That water has been invaluable for production and the dairy unit now reaches 340,000kg MS on a largely grass-based system.
"I see irrigation as NZ's real ace in the hole, as far as doubling production and providing certainty in droughts."
Nigel Harwood and the farm's first turbine.
Managing multiple priorities
The Harwoods’ diversified farming business is all about scale and diversity.
The milking platform for the dairy cows covers the valley floor, while deer under the direction of Jon spread over some flats and through the medium hill country, finishing weaners from the 1100 red hinds. On the near-vertical slopes that rise above the valley to rocky tops, the 3300 breeding ewes are left to their own devices at lambing, with just the scanned triplets brought down to the flats where they are closely watched and fed grain if needed.
"If she can get those three lambs on the truck, they're probably worth about $70 each if they're fed well and the genetics are there," Nigel says.
The result of a 140% lambing, plus another 2000 bought in each year, add up to around 7000 lambs that travel to the Harwoods’ remote property on Golden Bay's northwest coast. At the beginning of the following spring, the tail end of those lambs are finished on the irrigated drystock block and all are gone before they cut their hogget teeth.
On top of that, another brother, Simon, sharemilks 900 cows for Manuka SA in Chile. It's been hard work in a different culture, far from New Zealand, Nigel says, but was going pretty well now.
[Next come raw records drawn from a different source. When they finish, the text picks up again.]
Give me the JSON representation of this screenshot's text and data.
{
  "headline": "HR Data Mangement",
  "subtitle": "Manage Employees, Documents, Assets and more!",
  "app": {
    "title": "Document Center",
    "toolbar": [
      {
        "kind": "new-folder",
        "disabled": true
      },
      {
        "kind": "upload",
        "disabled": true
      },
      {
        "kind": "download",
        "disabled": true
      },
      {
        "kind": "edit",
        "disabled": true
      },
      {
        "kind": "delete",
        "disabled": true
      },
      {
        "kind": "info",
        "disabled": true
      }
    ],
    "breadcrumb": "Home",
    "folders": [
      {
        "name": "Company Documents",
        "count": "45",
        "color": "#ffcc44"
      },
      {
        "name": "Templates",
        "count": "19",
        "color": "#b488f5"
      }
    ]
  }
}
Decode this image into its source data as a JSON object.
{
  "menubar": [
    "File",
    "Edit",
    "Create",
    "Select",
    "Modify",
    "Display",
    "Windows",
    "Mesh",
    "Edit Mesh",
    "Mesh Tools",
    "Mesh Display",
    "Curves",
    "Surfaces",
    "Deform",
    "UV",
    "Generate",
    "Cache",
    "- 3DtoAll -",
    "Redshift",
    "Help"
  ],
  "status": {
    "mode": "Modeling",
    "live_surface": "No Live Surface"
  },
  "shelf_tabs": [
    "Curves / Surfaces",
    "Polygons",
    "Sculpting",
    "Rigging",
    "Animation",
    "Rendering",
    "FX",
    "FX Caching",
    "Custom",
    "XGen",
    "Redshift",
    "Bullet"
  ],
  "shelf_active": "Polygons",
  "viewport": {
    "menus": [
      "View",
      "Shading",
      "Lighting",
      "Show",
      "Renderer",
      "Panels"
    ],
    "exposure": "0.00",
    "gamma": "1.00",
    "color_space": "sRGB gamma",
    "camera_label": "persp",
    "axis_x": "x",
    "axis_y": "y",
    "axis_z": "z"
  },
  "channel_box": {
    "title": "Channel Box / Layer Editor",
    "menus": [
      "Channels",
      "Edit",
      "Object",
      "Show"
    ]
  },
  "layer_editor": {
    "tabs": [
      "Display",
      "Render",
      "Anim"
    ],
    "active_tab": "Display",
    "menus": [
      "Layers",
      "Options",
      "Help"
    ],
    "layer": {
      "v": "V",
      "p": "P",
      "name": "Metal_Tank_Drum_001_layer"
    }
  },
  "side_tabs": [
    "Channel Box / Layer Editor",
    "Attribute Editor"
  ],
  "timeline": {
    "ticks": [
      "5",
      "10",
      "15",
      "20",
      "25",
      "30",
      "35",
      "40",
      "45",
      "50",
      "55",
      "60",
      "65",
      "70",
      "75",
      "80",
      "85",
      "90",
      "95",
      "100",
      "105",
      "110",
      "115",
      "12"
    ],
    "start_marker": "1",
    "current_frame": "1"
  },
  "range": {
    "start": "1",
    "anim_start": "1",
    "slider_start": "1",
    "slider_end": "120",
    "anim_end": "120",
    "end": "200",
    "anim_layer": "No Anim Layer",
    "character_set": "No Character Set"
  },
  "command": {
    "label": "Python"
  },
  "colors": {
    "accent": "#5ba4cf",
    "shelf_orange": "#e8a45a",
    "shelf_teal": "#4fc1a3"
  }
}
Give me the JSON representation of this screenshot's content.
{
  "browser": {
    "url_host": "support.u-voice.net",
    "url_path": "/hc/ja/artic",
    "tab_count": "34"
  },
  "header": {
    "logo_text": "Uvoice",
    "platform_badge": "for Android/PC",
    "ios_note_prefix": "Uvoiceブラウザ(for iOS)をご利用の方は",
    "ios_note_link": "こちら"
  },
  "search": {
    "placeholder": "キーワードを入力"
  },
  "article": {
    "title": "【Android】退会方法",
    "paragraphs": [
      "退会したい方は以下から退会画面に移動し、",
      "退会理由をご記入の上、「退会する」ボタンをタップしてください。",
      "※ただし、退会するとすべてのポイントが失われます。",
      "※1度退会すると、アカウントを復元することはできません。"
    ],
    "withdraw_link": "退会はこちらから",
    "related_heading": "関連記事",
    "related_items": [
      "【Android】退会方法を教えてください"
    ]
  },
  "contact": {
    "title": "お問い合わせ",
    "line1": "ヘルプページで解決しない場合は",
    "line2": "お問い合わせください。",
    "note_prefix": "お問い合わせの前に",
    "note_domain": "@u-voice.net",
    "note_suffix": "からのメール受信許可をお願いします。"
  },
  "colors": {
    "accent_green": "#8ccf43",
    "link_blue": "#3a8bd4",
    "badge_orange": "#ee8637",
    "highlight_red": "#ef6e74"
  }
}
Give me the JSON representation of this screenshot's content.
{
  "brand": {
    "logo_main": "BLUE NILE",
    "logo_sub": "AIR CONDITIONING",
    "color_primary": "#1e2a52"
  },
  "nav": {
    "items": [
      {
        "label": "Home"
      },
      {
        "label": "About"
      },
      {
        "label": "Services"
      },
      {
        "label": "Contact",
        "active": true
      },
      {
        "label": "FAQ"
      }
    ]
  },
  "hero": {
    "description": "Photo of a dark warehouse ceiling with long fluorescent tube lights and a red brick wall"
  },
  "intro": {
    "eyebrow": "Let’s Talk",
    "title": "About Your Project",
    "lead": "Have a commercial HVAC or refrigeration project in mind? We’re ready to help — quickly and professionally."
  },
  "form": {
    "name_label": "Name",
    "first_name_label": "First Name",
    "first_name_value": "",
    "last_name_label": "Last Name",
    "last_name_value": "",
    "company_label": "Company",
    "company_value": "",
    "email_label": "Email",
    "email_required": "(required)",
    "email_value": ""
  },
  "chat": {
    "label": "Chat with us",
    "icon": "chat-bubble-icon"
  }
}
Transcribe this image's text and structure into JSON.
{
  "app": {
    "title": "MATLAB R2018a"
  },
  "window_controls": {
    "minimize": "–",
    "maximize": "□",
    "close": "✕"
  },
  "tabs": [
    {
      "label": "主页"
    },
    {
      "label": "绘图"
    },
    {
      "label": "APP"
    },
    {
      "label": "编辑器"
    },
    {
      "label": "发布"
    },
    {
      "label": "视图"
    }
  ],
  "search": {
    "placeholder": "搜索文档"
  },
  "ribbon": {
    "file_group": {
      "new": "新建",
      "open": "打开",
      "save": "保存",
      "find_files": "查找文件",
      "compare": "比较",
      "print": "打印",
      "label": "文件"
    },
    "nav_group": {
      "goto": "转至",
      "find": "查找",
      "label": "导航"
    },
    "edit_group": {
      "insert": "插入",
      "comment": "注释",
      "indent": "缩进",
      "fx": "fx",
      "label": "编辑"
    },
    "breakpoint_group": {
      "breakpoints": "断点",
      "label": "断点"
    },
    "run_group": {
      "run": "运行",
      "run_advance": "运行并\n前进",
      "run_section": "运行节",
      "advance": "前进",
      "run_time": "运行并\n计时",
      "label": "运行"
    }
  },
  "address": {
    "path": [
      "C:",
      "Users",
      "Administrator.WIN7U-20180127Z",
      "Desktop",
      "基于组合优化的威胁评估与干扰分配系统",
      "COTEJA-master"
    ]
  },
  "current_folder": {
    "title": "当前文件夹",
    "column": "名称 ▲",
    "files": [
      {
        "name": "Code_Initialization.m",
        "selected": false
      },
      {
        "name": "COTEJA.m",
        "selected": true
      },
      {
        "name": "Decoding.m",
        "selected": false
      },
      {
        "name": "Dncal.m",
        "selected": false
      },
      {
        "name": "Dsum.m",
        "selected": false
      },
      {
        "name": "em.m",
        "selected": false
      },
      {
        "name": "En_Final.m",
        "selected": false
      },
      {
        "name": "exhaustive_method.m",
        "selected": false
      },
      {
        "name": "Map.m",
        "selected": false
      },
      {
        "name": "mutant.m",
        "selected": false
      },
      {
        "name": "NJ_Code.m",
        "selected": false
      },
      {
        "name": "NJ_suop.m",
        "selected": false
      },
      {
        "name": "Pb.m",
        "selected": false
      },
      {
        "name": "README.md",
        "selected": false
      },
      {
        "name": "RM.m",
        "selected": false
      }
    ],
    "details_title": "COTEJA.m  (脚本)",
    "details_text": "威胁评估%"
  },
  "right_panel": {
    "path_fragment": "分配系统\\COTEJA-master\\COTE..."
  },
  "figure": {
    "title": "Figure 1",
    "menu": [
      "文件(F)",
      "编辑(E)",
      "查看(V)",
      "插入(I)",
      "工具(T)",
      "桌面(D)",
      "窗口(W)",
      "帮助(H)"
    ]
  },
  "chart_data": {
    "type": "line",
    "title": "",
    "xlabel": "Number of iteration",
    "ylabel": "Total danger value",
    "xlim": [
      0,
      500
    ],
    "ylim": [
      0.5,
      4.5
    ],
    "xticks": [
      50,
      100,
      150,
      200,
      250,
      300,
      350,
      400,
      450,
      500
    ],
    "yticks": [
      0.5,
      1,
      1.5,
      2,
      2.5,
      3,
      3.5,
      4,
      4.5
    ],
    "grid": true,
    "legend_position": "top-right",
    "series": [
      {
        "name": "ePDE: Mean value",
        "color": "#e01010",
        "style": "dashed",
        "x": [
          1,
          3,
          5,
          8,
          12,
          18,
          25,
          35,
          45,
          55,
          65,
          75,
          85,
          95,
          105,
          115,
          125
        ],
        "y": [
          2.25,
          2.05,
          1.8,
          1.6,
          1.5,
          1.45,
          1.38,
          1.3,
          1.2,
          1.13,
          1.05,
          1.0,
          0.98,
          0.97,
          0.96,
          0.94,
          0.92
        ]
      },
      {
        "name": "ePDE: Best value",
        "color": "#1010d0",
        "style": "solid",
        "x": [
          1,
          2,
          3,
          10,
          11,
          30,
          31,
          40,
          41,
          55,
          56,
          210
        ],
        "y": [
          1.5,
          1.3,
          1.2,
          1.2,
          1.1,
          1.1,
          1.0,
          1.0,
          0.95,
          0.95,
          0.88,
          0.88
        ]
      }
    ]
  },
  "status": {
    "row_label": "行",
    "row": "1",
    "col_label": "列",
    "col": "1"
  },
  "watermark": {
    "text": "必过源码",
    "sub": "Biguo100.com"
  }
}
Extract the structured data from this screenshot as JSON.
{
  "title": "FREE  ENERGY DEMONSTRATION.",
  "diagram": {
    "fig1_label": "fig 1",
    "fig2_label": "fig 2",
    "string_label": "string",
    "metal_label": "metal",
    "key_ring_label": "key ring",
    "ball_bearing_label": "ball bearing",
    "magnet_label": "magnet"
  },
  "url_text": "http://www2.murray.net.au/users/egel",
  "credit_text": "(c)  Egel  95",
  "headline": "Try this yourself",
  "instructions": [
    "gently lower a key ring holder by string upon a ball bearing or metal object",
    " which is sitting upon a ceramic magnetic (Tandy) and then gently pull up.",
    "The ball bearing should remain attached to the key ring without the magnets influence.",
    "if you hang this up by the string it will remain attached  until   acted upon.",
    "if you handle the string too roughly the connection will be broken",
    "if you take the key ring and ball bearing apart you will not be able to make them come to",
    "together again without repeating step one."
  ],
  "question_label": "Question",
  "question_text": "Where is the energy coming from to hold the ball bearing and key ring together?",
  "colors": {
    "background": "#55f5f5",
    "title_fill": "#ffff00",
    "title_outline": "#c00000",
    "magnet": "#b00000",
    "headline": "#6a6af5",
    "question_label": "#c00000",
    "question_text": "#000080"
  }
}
Added into this farming mix are beef-cross calves from the dairy unit. Nigel says they targeted 120 Hereford/Friesian calves each year that headed to the coastal farm before Christmas, when all the lambs from the previous year were gone and feed was plentiful. A number resembling Friesian bulls are left entire and carried as long as three years to finish. To finish them earlier, they have been considering feeding supplements so the cattle don't drop weight over winter. It's a rugged climate on the coastal block that misses out on spring growth because of wet, cold weather and then grows consistently through the summer months. It's a valuable part of the family's farming business as it adds diversification and provides summer-safe country to the drystock operation if needed.
"Our business plan calls for scale and diversity, so any more than 850 dairy cows means we start taking more land off drystock which we want for diversity."
While each family member has their own section to govern, they all plan together for the overall business and use the land and stock for the best results. The drystock operation provides winter silage, winter grazing and raises young stock, while beef cows will sometimes run behind the milking herd instead of topping the paddocks.
It's also why the irrigation includes 21ha under a pivot and 30ha of K-Line on the chunk of deer farm used to winter the cows and finish other stock.
Between June 1 and the third week of July, the dairy cows will chomp through about 600,000kg drymatter (DM) on the drystock block that includes about 20ha of rape or kale, about 100ha of late spring silage and about 100ha of pasture.
Weaner deer follow the dairy herd and by September the last of those have left the property in time for paddocks to be locked up for silage.
"It works surprisingly well wintering the drystock on the same block as the cows," Nigel says.
Most of the silage is cut on the drystock area in late November which was not such good quality, but bulk silage for winter. The only silage cut on the milking platform was to retain pasture quality.
They're still allocating costs to different aspects of the business as it's complicated by the multi-use of the land, but it's clear that irrigation has boosted milk production dramatically and part of that is being able to carry 3.3 cows/ha.
Wintering and cutting supplements on land that benefits from irrigation is a bonus and means the only bought-in supplement is 200 tonnes of palm kernel/year that is fed in bins towed into the paddocks. It's fed just when the cows need it, depending on the season, and finishes around the end of September when the production returns to a purely grass-based system.